Exercise material =
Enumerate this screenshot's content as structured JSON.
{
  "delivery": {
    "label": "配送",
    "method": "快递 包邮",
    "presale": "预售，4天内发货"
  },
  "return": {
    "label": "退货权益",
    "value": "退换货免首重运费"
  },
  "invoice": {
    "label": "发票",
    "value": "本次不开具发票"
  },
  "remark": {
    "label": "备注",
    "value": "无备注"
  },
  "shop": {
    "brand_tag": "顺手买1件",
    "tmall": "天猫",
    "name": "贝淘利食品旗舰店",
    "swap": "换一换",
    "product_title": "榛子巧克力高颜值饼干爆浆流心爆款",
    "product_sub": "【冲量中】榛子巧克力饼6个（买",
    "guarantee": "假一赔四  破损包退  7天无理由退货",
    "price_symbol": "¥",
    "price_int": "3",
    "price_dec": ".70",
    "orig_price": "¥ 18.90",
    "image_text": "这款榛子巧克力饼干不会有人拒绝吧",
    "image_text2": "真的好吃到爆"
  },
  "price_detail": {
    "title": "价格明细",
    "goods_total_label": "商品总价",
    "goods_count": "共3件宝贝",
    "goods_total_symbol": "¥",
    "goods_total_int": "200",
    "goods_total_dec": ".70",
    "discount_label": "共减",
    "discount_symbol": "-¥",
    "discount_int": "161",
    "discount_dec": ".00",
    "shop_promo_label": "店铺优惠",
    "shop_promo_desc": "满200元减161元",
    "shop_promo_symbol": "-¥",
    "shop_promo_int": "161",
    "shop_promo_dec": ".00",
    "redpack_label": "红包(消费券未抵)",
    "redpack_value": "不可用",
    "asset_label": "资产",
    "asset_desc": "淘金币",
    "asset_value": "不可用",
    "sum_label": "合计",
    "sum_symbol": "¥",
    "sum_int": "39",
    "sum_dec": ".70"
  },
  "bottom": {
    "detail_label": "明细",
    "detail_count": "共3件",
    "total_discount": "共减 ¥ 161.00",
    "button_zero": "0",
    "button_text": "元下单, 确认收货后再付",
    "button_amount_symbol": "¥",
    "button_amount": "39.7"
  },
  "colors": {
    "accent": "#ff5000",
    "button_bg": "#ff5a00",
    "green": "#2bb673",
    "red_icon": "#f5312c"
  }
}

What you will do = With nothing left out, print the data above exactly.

Solved exercise =
Enumerate this screenshot's content as structured JSON.
{
  "delivery": {
    "label": "配送",
    "method": "快递 包邮",
    "presale": "预售，4天内发货"
  },
  "return": {
    "label": "退货权益",
    "value": "退换货免首重运费"
  },
  "invoice": {
    "label": "发票",
    "value": "本次不开具发票"
  },
  "remark": {
    "label": "备注",
    "value": "无备注"
  },
  "shop": {
    "brand_tag": "顺手买1件",
    "tmall": "天猫",
    "name": "贝淘利食品旗舰店",
    "swap": "换一换",
    "product_title": "榛子巧克力高颜值饼干爆浆流心爆款",
    "product_sub": "【冲量中】榛子巧克力饼6个（买",
    "guarantee": "假一赔四  破损包退  7天无理由退货",
    "price_symbol": "¥",
    "price_int": "3",
    "price_dec": ".70",
    "orig_price": "¥ 18.90",
    "image_text": "这款榛子巧克力饼干不会有人拒绝吧",
    "image_text2": "真的好吃到爆"
  },
  "price_detail": {
    "title": "价格明细",
    "goods_total_label": "商品总价",
    "goods_count": "共3件宝贝",
    "goods_total_symbol": "¥",
    "goods_total_int": "200",
    "goods_total_dec": ".70",
    "discount_label": "共减",
    "discount_symbol": "-¥",
    "discount_int": "161",
    "discount_dec": ".00",
    "shop_promo_label": "店铺优惠",
    "shop_promo_desc": "满200元减161元",
    "shop_promo_symbol": "-¥",
    "shop_promo_int": "161",
    "shop_promo_dec": ".00",
    "redpack_label": "红包(消费券未抵)",
    "redpack_value": "不可用",
    "asset_label": "资产",
    "asset_desc": "淘金币",
    "asset_value": "不可用",
    "sum_label": "合计",
    "sum_symbol": "¥",
    "sum_int": "39",
    "sum_dec": ".70"
  },
  "bottom": {
    "detail_label": "明细",
    "detail_count": "共3件",
    "total_discount": "共减 ¥ 161.00",
    "button_zero": "0",
    "button_text": "元下单, 确认收货后再付",
    "button_amount_symbol": "¥",
    "button_amount": "39.7"
  },
  "colors": {
    "accent": "#ff5000",
    "button_bg": "#ff5a00",
    "green": "#2bb673",
    "red_icon": "#f5312c"
  }
}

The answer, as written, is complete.